Will rioting bring about change? Well we can look at the Los Angeles riots and see how discrimination is still rampant in the LAPD 20 years later. Why aren't people like; Rush Limbaugh, Karl Rove, Dick Cheney, Sarah Palin, Michelle Bachman, Rick Santorum, the Koch Brothers, Antonin Scalia, John Roberts, Samuel Alito, Newt Gingrich, and countless others being hauled out into the public square to be made examples of what is terribly wrong with our society and what needs to change. Short sighted, fear-mongering, race-baiting, homophobic, self-righteous bigots who are obsessed with having power over others to bend others to their ideological way of living. These people represent the worst of humanity, because they hide in plain sight and subvert freedom and liberty from within. They encourage partisan divides, encourage inequality and intolerance, abhor diversity and acceptance, and crave power over others. The LAPD is a microcosm of Government, and the names above are representative of a cancer within our government. Perhaps the names on Christopher Dorner's list were representative of a cancer within the LAPD?

Just as we can't expect government to make serious changes to the way business is conducted in the United States, to ensure it is fair, and upholds the public interest over profits, we can't expect the LAPD to make serious changes in the way they operate to avoid sexism, racism, or homophobia.

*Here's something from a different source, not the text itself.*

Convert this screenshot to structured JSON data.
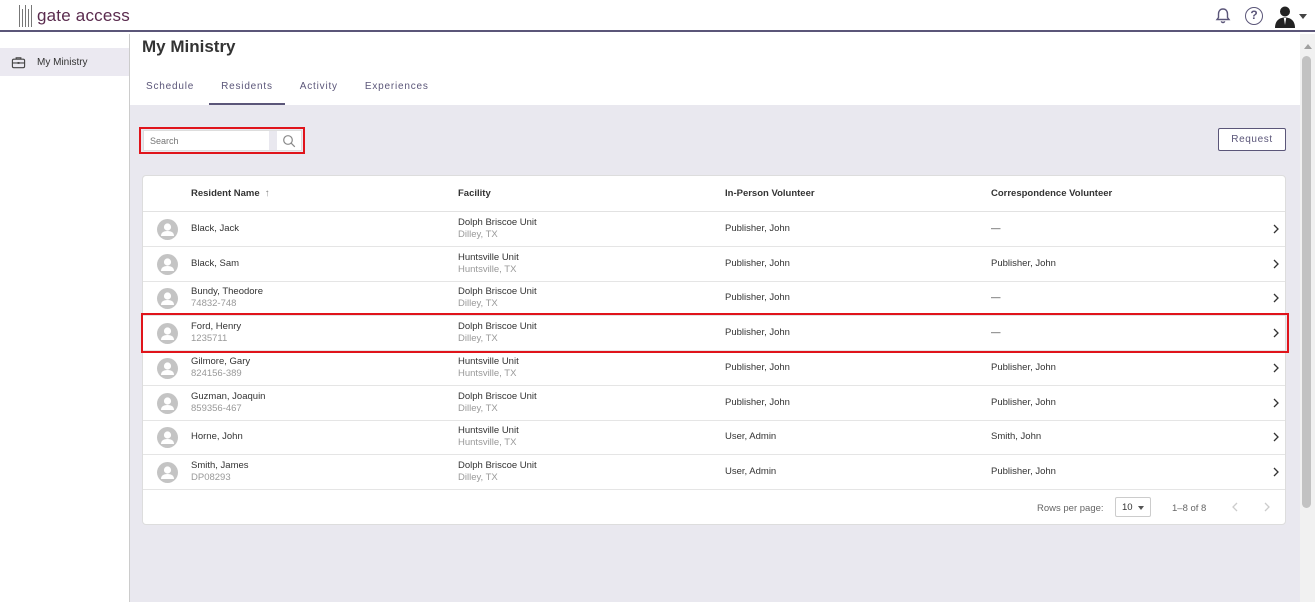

The blue line, referred to by Dorner, is institutional jargon for we stick together and are above the law. It is a frame of mind, a belief, and an unwritten rule found in most institutions, where there is a power structure. As a whistle-blower, Dorner showed the very best of what it is to be a police officer, protecting the public interest, to serve and protect. For his heroic deed, he was vilified, hung out to dry, ridiculed, and drum-rolled out of the LAPD. This is par for the course, when you look at other whistle-blowers in recent memory.

So what will it take to change the world? Rioting doesn't bring change, non-violent disobedience doesn't either, not the kind of entrenched change needed on a magnitude as large as our entire society without institutional support. Revolution can bring change, but in today's world how could that even be possible? The Military is trained to react first, think never, and follow orders. Especially after all they've been through with Iraq and Afghanistan, they won't bother to try and tell friend from foe, if used against our own population. People will be branded enemies of the state, rounded up and sent off to be warehoused with the other 25% of our nation’s population, in a for profit penal institution. The rest will be so afraid to speak out, they will quietly submit as the last semblance of their freedoms are relinquished in the interests of National Security, or whatever reason is the flavor of the moment.

We could ask other countries to come to our aid, but many of them are so beholden to the United States for one thing or another, they may as well be extensions of our own Government. Look at another whistle-blower, Julian Assange of WikiLeaks, and the British and Swedish Governments who act as puppets of the United States for evidence of this. I think this time we are on our own. There will be no French to help train colonists, no politicians on a national stage to pick up arms in defense of freedom and rally the people, just a small minority of people who see what is going on are vilified or ridiculed when they speak out, and feel powerless to stop it. All we can do is shout until our throats are raw, hoping to wake some of the sheep up from their slumber before they hit the slaughterhouse. Right, Wrong, or Indifferent, Christopher Dorner decided to act and he won't be the last before this is all over, I am sure; Actually, I'm surprised this doesn't happen more often to be honest.